START Dataset extract
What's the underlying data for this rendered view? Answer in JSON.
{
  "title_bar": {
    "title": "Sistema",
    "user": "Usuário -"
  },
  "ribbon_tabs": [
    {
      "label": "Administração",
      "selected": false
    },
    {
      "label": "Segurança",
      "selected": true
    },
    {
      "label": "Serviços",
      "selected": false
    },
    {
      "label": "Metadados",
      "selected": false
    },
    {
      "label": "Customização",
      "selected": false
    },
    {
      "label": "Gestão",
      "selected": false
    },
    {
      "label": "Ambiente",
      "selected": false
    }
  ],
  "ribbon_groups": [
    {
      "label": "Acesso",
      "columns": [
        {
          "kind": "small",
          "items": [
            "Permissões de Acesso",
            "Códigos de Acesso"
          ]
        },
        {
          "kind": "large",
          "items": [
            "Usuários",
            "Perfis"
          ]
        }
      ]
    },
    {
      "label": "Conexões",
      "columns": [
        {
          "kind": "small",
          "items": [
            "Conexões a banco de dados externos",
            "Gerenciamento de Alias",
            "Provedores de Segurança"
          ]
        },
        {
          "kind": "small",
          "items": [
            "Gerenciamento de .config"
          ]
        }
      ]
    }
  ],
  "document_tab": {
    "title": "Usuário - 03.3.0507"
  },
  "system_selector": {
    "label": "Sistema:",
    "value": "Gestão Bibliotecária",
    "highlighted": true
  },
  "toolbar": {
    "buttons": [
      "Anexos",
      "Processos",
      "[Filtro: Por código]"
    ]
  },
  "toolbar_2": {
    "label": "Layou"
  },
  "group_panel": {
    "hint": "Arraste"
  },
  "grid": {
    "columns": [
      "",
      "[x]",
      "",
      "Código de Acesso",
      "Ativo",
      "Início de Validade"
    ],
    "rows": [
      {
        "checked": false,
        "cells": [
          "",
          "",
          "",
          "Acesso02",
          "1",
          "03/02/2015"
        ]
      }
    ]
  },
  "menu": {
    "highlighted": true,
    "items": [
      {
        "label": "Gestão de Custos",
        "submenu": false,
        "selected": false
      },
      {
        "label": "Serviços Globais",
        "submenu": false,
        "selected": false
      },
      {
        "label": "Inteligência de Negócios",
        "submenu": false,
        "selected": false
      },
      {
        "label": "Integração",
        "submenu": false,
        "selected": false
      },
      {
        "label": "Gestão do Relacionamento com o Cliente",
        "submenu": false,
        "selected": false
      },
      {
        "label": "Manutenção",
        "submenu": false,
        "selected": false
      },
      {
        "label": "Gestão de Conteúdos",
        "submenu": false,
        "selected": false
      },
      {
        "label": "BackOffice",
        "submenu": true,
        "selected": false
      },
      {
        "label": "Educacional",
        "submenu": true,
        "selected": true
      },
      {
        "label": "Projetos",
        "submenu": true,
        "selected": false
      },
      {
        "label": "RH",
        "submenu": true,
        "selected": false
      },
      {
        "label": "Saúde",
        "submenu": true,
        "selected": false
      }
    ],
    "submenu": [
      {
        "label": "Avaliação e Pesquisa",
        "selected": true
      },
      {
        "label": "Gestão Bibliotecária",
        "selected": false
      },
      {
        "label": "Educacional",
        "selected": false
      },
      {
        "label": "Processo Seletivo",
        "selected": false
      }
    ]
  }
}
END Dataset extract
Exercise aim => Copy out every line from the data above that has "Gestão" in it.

Task solution =>
      "label": "Gestão",
    "value": "Gestão Bibliotecária",
        "label": "Gestão de Custos",
        "label": "Gestão do Relacionamento com o Cliente",
        "label": "Gestão de Conteúdos",
        "label": "Gestão Bibliotecária",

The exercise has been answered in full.